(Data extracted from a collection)
□ □ □ □ □ □ □
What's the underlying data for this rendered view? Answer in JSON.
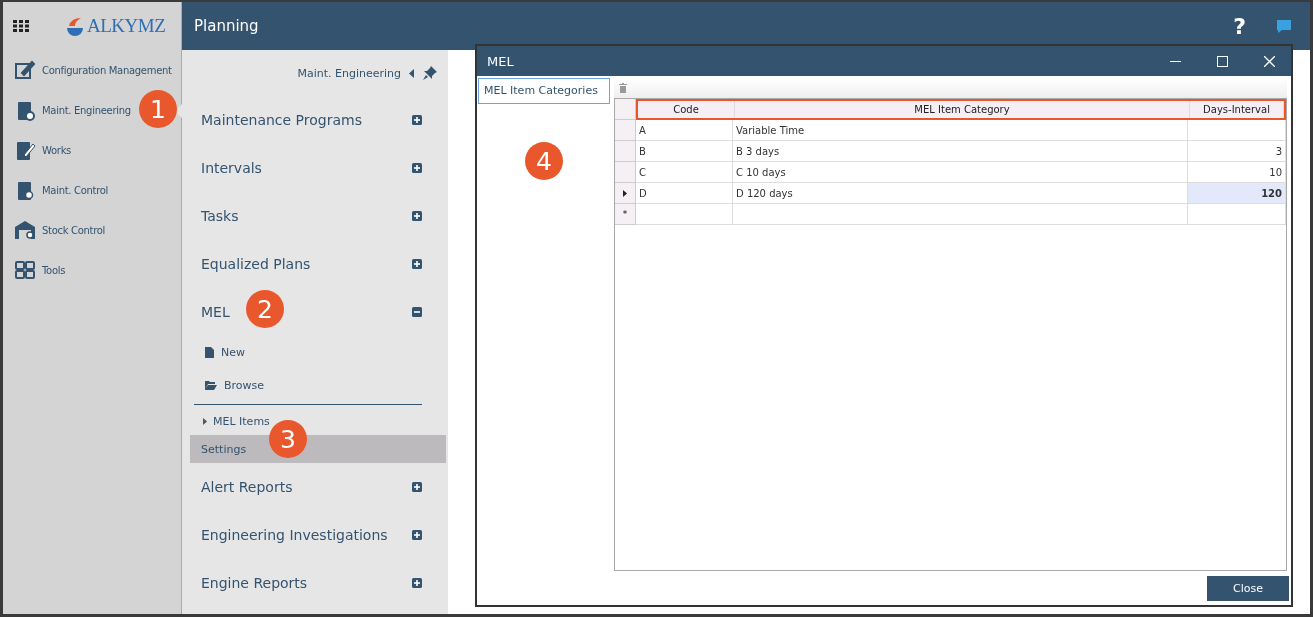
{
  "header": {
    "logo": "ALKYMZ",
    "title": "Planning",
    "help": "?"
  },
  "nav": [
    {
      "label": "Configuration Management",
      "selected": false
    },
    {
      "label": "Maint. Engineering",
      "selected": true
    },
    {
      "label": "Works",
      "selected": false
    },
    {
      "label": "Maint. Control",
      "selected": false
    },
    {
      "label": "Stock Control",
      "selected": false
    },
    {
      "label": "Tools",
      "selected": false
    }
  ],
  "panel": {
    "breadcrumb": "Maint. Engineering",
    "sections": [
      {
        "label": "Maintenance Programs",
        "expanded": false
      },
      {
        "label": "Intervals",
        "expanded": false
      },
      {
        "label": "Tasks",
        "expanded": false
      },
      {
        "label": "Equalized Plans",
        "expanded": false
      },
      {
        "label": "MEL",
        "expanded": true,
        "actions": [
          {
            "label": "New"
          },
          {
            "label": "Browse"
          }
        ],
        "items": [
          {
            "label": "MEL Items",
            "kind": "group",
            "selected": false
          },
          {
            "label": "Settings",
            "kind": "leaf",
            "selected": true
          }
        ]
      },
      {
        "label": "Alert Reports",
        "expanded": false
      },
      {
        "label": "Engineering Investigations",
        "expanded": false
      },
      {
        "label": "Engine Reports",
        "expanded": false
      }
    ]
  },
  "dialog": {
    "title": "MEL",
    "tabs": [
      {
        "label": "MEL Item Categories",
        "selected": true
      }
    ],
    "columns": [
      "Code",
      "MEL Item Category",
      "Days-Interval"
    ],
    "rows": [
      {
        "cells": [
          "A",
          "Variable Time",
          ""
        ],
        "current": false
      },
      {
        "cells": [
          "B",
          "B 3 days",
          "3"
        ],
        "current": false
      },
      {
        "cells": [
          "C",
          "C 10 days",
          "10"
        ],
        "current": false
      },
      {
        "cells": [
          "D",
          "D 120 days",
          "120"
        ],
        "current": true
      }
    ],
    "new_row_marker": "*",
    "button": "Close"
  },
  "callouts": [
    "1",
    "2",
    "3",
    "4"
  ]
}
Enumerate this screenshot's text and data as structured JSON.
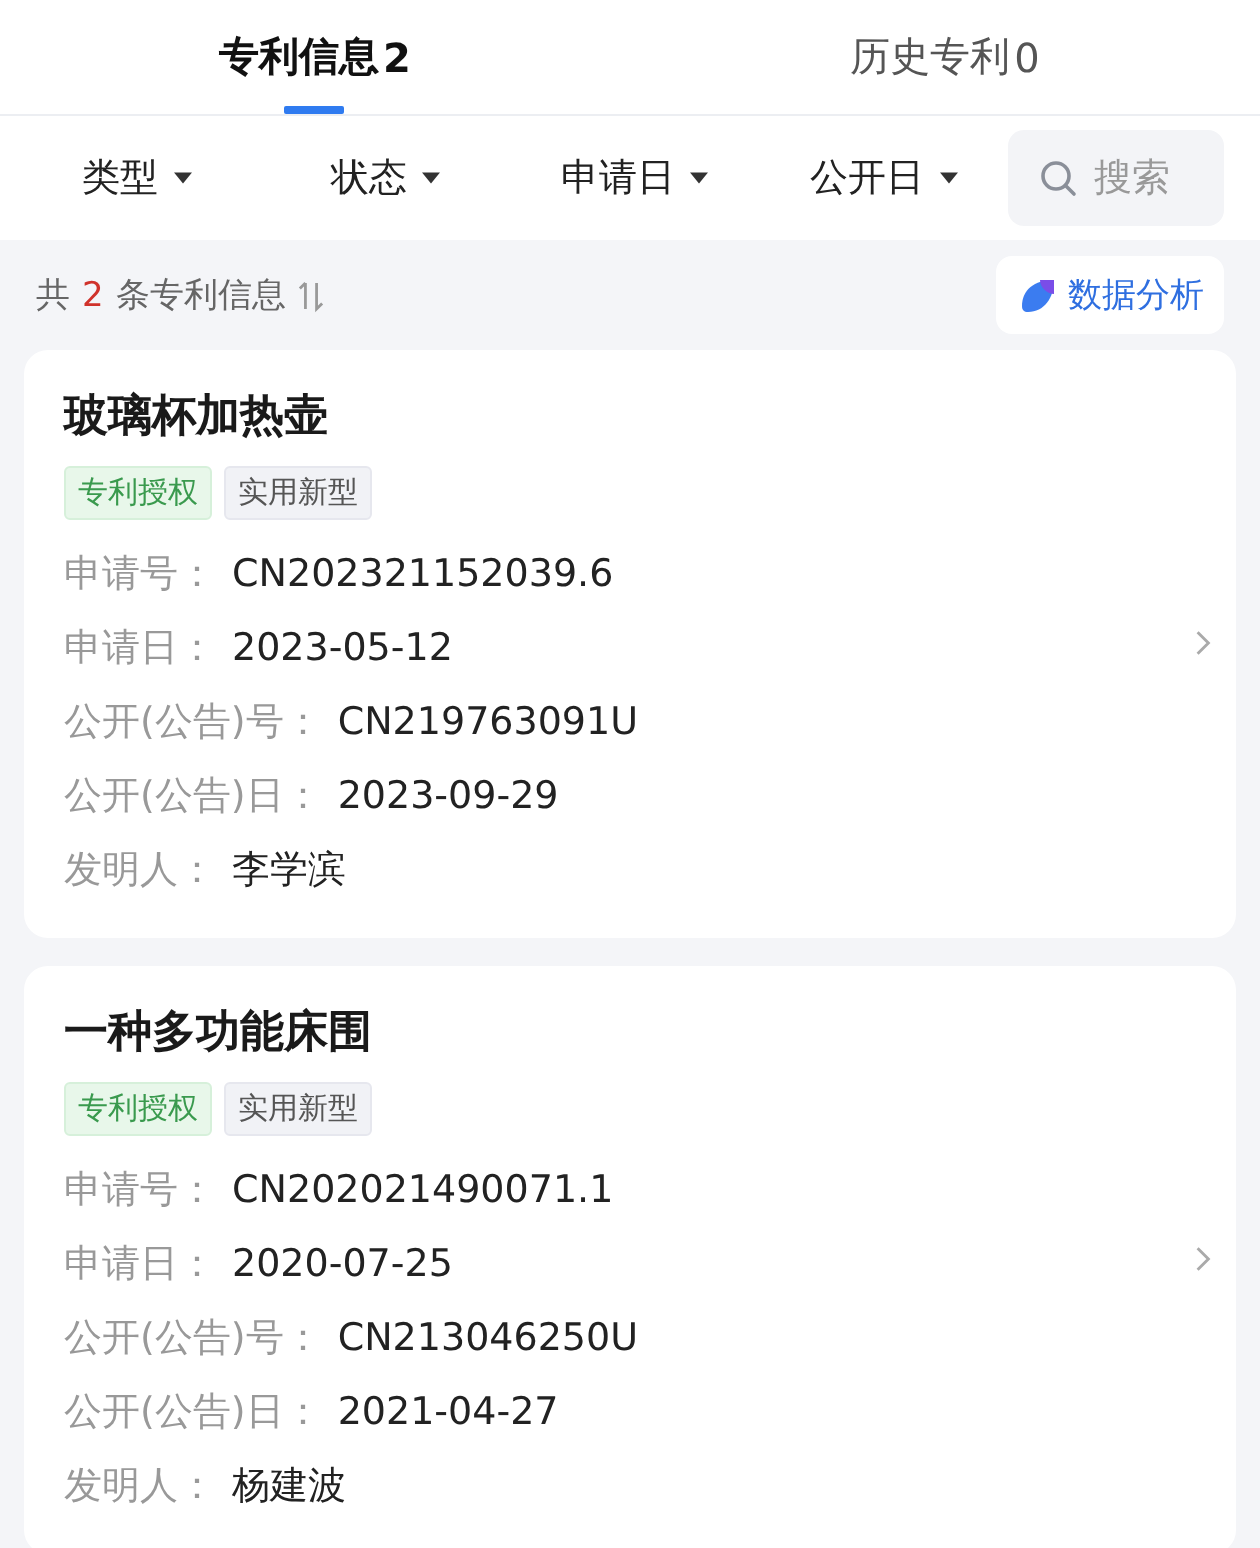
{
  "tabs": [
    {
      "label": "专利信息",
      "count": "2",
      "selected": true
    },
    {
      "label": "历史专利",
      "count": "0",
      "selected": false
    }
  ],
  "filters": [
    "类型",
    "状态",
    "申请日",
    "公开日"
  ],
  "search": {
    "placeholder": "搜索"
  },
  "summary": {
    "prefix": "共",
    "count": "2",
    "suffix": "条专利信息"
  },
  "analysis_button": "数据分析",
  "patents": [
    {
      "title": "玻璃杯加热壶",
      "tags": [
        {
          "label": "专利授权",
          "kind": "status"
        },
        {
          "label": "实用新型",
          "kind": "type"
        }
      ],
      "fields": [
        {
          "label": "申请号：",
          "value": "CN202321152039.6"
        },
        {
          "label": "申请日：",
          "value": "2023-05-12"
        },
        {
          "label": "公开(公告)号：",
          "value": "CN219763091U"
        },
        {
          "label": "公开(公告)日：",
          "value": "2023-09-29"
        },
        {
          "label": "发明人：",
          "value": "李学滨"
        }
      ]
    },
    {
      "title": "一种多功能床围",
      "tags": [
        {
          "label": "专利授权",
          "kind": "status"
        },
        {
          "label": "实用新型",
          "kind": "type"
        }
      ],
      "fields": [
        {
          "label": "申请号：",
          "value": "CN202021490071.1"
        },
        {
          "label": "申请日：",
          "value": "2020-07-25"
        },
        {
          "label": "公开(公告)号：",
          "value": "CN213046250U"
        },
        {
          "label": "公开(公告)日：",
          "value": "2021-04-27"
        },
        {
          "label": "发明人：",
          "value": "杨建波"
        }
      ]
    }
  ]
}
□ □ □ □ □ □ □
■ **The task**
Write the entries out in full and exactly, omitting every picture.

■ **Worked solution**
What's the underlying data for this rendered view? Answer in JSON.
{
  "header": {
    "logo": "ALKYMZ",
    "title": "Planning",
    "help": "?"
  },
  "nav": [
    {
      "label": "Configuration Management",
      "selected": false
    },
    {
      "label": "Maint. Engineering",
      "selected": true
    },
    {
      "label": "Works",
      "selected": false
    },
    {
      "label": "Maint. Control",
      "selected": false
    },
    {
      "label": "Stock Control",
      "selected": false
    },
    {
      "label": "Tools",
      "selected": false
    }
  ],
  "panel": {
    "breadcrumb": "Maint. Engineering",
    "sections": [
      {
        "label": "Maintenance Programs",
        "expanded": false
      },
      {
        "label": "Intervals",
        "expanded": false
      },
      {
        "label": "Tasks",
        "expanded": false
      },
      {
        "label": "Equalized Plans",
        "expanded": false
      },
      {
        "label": "MEL",
        "expanded": true,
        "actions": [
          {
            "label": "New"
          },
          {
            "label": "Browse"
          }
        ],
        "items": [
          {
            "label": "MEL Items",
            "kind": "group",
            "selected": false
          },
          {
            "label": "Settings",
            "kind": "leaf",
            "selected": true
          }
        ]
      },
      {
        "label": "Alert Reports",
        "expanded": false
      },
      {
        "label": "Engineering Investigations",
        "expanded": false
      },
      {
        "label": "Engine Reports",
        "expanded": false
      }
    ]
  },
  "dialog": {
    "title": "MEL",
    "tabs": [
      {
        "label": "MEL Item Categories",
        "selected": true
      }
    ],
    "columns": [
      "Code",
      "MEL Item Category",
      "Days-Interval"
    ],
    "rows": [
      {
        "cells": [
          "A",
          "Variable Time",
          ""
        ],
        "current": false
      },
      {
        "cells": [
          "B",
          "B 3 days",
          "3"
        ],
        "current": false
      },
      {
        "cells": [
          "C",
          "C 10 days",
          "10"
        ],
        "current": false
      },
      {
        "cells": [
          "D",
          "D 120 days",
          "120"
        ],
        "current": true
      }
    ],
    "new_row_marker": "*",
    "button": "Close"
  },
  "callouts": [
    "1",
    "2",
    "3",
    "4"
  ]
}
Enumerate this screenshot's text and data as structured JSON.
{
  "tabs": [
    {
      "label": "专利信息",
      "count": "2",
      "selected": true
    },
    {
      "label": "历史专利",
      "count": "0",
      "selected": false
    }
  ],
  "filters": [
    "类型",
    "状态",
    "申请日",
    "公开日"
  ],
  "search": {
    "placeholder": "搜索"
  },
  "summary": {
    "prefix": "共",
    "count": "2",
    "suffix": "条专利信息"
  },
  "analysis_button": "数据分析",
  "patents": [
    {
      "title": "玻璃杯加热壶",
      "tags": [
        {
          "label": "专利授权",
          "kind": "status"
        },
        {
          "label": "实用新型",
          "kind": "type"
        }
      ],
      "fields": [
        {
          "label": "申请号：",
          "value": "CN202321152039.6"
        },
        {
          "label": "申请日：",
          "value": "2023-05-12"
        },
        {
          "label": "公开(公告)号：",
          "value": "CN219763091U"
        },
        {
          "label": "公开(公告)日：",
          "value": "2023-09-29"
        },
        {
          "label": "发明人：",
          "value": "李学滨"
        }
      ]
    },
    {
      "title": "一种多功能床围",
      "tags": [
        {
          "label": "专利授权",
          "kind": "status"
        },
        {
          "label": "实用新型",
          "kind": "type"
        }
      ],
      "fields": [
        {
          "label": "申请号：",
          "value": "CN202021490071.1"
        },
        {
          "label": "申请日：",
          "value": "2020-07-25"
        },
        {
          "label": "公开(公告)号：",
          "value": "CN213046250U"
        },
        {
          "label": "公开(公告)日：",
          "value": "2021-04-27"
        },
        {
          "label": "发明人：",
          "value": "杨建波"
        }
      ]
    }
  ]
}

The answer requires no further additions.